If copyright protection exists without registration, why register? Formal registration is a prerequisite if you decide to sue someone for copyright infringement. That’s because copyright registration gives you a public record of ownership.
You can register online through the U.S. Copyright Office or have a legal online filing service handle it for you. Registering a copyright is relatively straightforward and affordable. So if it’s important to you to have the ability to take legal action in case someone copies part of your rebsite or whitepaper without your permission, then it makes sense to register a copyright.
A patent gives an inventor the exclusive rights to manufacture, use or sell an invention for a certain number of years. Patents cover tangible things, and can include software processes, product design and other inventions. For example, Twitter has a patent on the "pull-to-refresh" function found in Twitter's iPhone app, while Coca-Cola patented the unique shape of its original bottle.
Before applying for a patent, you should ask yourself the following questions: Is your product or idea original? Is it useful? And is it not obvious to others with basic skills in your field?
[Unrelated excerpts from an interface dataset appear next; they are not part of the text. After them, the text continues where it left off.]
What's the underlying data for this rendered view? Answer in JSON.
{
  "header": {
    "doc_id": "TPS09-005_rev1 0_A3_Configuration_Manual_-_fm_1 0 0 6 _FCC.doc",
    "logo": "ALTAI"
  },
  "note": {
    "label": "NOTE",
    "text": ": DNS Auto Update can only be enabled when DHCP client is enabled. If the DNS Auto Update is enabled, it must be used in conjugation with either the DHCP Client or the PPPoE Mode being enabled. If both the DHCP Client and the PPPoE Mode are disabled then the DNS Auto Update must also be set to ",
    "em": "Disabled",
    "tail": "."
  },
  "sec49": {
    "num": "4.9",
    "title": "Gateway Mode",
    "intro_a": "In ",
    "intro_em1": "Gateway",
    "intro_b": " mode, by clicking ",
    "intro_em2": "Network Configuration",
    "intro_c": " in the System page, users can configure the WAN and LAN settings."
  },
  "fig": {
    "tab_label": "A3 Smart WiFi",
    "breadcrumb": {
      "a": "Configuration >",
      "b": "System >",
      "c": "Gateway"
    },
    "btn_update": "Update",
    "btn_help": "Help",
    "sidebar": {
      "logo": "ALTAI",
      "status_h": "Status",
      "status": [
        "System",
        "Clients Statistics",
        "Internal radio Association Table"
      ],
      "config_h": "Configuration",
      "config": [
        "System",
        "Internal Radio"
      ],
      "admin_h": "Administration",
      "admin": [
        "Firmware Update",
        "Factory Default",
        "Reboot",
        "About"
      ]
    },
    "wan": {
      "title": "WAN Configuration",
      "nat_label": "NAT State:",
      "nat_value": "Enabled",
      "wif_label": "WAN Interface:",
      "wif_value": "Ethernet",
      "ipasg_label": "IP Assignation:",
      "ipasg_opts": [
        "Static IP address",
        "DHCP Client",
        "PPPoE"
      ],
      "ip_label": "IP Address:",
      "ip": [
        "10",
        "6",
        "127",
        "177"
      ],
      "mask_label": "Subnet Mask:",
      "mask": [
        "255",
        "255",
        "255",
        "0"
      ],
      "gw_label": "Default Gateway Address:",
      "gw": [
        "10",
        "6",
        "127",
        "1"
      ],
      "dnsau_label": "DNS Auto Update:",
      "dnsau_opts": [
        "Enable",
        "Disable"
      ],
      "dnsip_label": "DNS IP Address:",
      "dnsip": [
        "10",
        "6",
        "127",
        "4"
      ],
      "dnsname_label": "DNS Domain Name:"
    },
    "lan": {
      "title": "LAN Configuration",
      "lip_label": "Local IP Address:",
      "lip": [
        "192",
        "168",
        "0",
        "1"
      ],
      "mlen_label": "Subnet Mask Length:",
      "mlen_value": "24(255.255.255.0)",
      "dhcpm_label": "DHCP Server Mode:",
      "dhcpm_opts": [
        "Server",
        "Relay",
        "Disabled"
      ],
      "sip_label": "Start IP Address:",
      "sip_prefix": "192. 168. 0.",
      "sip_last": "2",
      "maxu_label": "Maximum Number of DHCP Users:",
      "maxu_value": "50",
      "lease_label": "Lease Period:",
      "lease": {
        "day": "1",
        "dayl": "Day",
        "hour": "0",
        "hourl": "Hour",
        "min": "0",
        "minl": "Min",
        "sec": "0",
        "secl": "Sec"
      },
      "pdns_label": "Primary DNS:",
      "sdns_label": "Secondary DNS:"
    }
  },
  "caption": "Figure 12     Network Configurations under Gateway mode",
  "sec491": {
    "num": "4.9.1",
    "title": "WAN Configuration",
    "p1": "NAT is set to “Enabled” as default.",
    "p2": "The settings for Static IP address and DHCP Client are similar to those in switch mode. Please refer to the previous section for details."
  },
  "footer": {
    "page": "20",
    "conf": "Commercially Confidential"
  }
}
For example, Amazon's patent for its one-click ordering system was rejected by the European Patent Office (EPO) for being too obvious and non-inventive.
When you register your invention with the government, you get the legal right to exclude anyone else from manufacturing or marketing it. You also get to use terminology like "patented technology" or "patent-pending technology" (for a provisional patent) in your marketing material. And patents have value—they can be sold as assets and are often factored into funding or acquisition deals.
Acquiring a patent can take up to six years and hundreds of hours of work. Due to the complexity of the process, most companies turn to an attorney, patent agent or licensing firm—this can mean approximately $7,000 to $15,000 in attorney fees. Ideally, your IP pro will understand and specialize in your particular market, which can make the process more efficient.
Because the investment required to file a patent is so high, many startups struggle to know the right time to apply. While there’s no single right answer for everyone, keep the following things in mind.
When you submit your paperwork to the U.S. Patent and Trademark Office, you secure your priority date. This means that if another company starts doing something similar after your filing date, they’re infringing on your patent (and could be ordered to stop). If you wait—perhaps until your product is ready to launch or your company has more cash flow—you won’t have a case if someone starts doing what your patent is about. And you miss the opportunity to patent the idea or product.
In some cases, a company can spend thousands on getting a patent, only to discover that their product is not commercially viable. Or in other cases, by the time the product is finally ready for market, it has gone through so many iterations, that it’s no longer completely covered by the original patent, and the company needs to apply for a brand new patent or Continuation-In-Part application.
Be aware that the USPTO also gives you the option to file for a provisional patent. This entails a simpler and lower-cost filing procedure and lets you stake your claim for 12 months from the filing date. However, this 12-month period is non-renewable, so you’ve got to file a full patent application within the year.
No matter which IP strategy is right for you, it’s best to evaluate your options and plan your strategy early on. Filing for a trademark or copyright is often simple enough to take care of on your own or with the help of an online filing service. If patenting is in the cards, it’s best to search out a reputable patent attorney to discuss your options in your company’s early days so you’re not scrambling at the last minute.